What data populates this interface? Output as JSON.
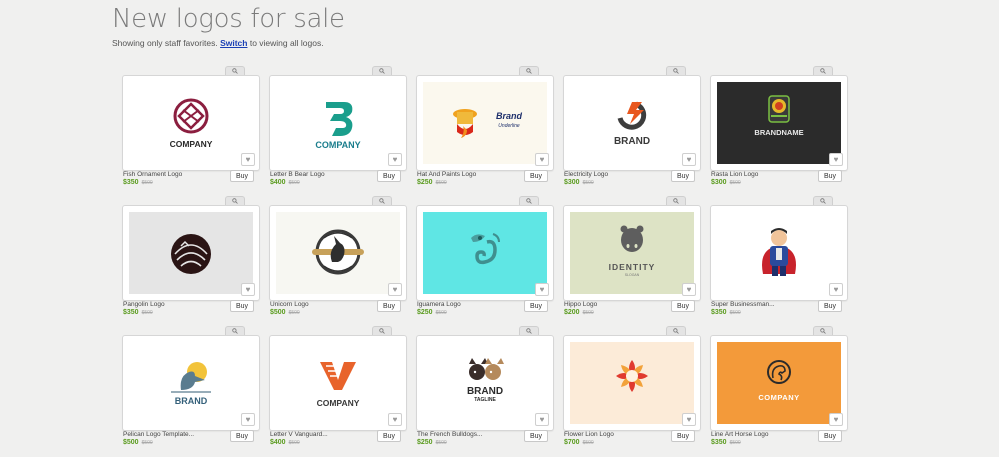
{
  "header": {
    "title": "New logos for sale",
    "subtitle_prefix": "Showing only staff favorites.",
    "switch_label": "Switch",
    "subtitle_suffix": "to viewing all logos."
  },
  "colors": {
    "price": "#5a9b1e",
    "link": "#1a3fb5",
    "background": "#f0f0ef"
  },
  "logos": [
    {
      "name": "Fish Ornament Logo",
      "price": "$350",
      "old": "$500",
      "buy": "Buy",
      "thumb_bg": "#ffffff",
      "brand": "COMPANY",
      "icon": "fish-ornament-icon"
    },
    {
      "name": "Letter B Bear Logo",
      "price": "$400",
      "old": "$500",
      "buy": "Buy",
      "thumb_bg": "#ffffff",
      "brand": "COMPANY",
      "icon": "letter-b-bear-icon"
    },
    {
      "name": "Hat And Paints Logo",
      "price": "$250",
      "old": "$500",
      "buy": "Buy",
      "thumb_bg": "#fbf8ee",
      "brand": "Brand",
      "tagline": "Underline",
      "icon": "hat-paint-icon"
    },
    {
      "name": "Electricity Logo",
      "price": "$300",
      "old": "$500",
      "buy": "Buy",
      "thumb_bg": "#ffffff",
      "brand": "BRAND",
      "icon": "electricity-plug-icon"
    },
    {
      "name": "Rasta Lion Logo",
      "price": "$300",
      "old": "$500",
      "buy": "Buy",
      "thumb_bg": "#2b2b2b",
      "brand": "BRANDNAME",
      "icon": "rasta-lion-icon"
    },
    {
      "name": "Pangolin Logo",
      "price": "$350",
      "old": "$500",
      "buy": "Buy",
      "thumb_bg": "#e5e5e5",
      "brand": "",
      "icon": "pangolin-icon"
    },
    {
      "name": "Unicorn Logo",
      "price": "$500",
      "old": "$500",
      "buy": "Buy",
      "thumb_bg": "#f7f7f2",
      "brand": "",
      "icon": "unicorn-badge-icon"
    },
    {
      "name": "Iguamera Logo",
      "price": "$250",
      "old": "$500",
      "buy": "Buy",
      "thumb_bg": "#5fe6e4",
      "brand": "",
      "icon": "iguana-icon"
    },
    {
      "name": "Hippo Logo",
      "price": "$200",
      "old": "$500",
      "buy": "Buy",
      "thumb_bg": "#dde3c5",
      "brand": "IDENTITY",
      "tagline": "SLOGAN",
      "icon": "hippo-icon"
    },
    {
      "name": "Super Businessman...",
      "price": "$350",
      "old": "$500",
      "buy": "Buy",
      "thumb_bg": "#ffffff",
      "brand": "",
      "icon": "superhero-businessman-icon"
    },
    {
      "name": "Pelican Logo Template...",
      "price": "$500",
      "old": "$500",
      "buy": "Buy",
      "thumb_bg": "#ffffff",
      "brand": "BRAND",
      "icon": "pelican-icon"
    },
    {
      "name": "Letter V Vanguard...",
      "price": "$400",
      "old": "$500",
      "buy": "Buy",
      "thumb_bg": "#ffffff",
      "brand": "COMPANY",
      "icon": "letter-v-icon"
    },
    {
      "name": "The French Bulldogs...",
      "price": "$250",
      "old": "$500",
      "buy": "Buy",
      "thumb_bg": "#ffffff",
      "brand": "BRAND",
      "tagline": "TAGLINE",
      "icon": "french-bulldogs-icon"
    },
    {
      "name": "Flower Lion Logo",
      "price": "$700",
      "old": "$500",
      "buy": "Buy",
      "thumb_bg": "#fcebd8",
      "brand": "",
      "icon": "flower-lion-icon"
    },
    {
      "name": "Line Art Horse Logo",
      "price": "$350",
      "old": "$500",
      "buy": "Buy",
      "thumb_bg": "#f39a3a",
      "brand": "COMPANY",
      "icon": "line-art-horse-icon"
    }
  ]
}
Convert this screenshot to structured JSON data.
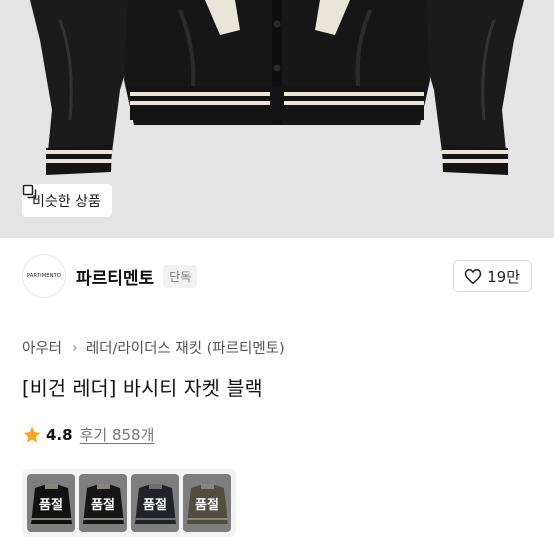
{
  "hero": {
    "similar_button_label": "비슷한 상품",
    "similar_icon": "overlapping-squares-icon"
  },
  "brand": {
    "logo_text": "PARTIMENTO",
    "name": "파르티멘토",
    "tag": "단독",
    "like_icon": "heart-outline-icon",
    "like_count": "19만"
  },
  "breadcrumb": {
    "category": "아우터",
    "subcategory": "레더/라이더스 재킷 (파르티멘토)"
  },
  "product": {
    "title": "[비건 레더] 바시티 자켓 블랙"
  },
  "rating": {
    "star_icon": "star-icon",
    "score": "4.8",
    "reviews": "후기 858개",
    "star_color": "#f5a623"
  },
  "options": [
    {
      "label": "품절",
      "color": "#1e1e1e"
    },
    {
      "label": "품절",
      "color": "#252525"
    },
    {
      "label": "품절",
      "color": "#3a3d44"
    },
    {
      "label": "품절",
      "color": "#8c8670"
    }
  ]
}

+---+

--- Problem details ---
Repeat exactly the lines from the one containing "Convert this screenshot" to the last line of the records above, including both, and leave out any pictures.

--- Answer box ---
Convert this screenshot to structured JSON data.
{
  "hero": {
    "similar_button_label": "비슷한 상품",
    "similar_icon": "overlapping-squares-icon"
  },
  "brand": {
    "logo_text": "PARTIMENTO",
    "name": "파르티멘토",
    "tag": "단독",
    "like_icon": "heart-outline-icon",
    "like_count": "19만"
  },
  "breadcrumb": {
    "category": "아우터",
    "subcategory": "레더/라이더스 재킷 (파르티멘토)"
  },
  "product": {
    "title": "[비건 레더] 바시티 자켓 블랙"
  },
  "rating": {
    "star_icon": "star-icon",
    "score": "4.8",
    "reviews": "후기 858개",
    "star_color": "#f5a623"
  },
  "options": [
    {
      "label": "품절",
      "color": "#1e1e1e"
    },
    {
      "label": "품절",
      "color": "#252525"
    },
    {
      "label": "품절",
      "color": "#3a3d44"
    },
    {
      "label": "품절",
      "color": "#8c8670"
    }
  ]
}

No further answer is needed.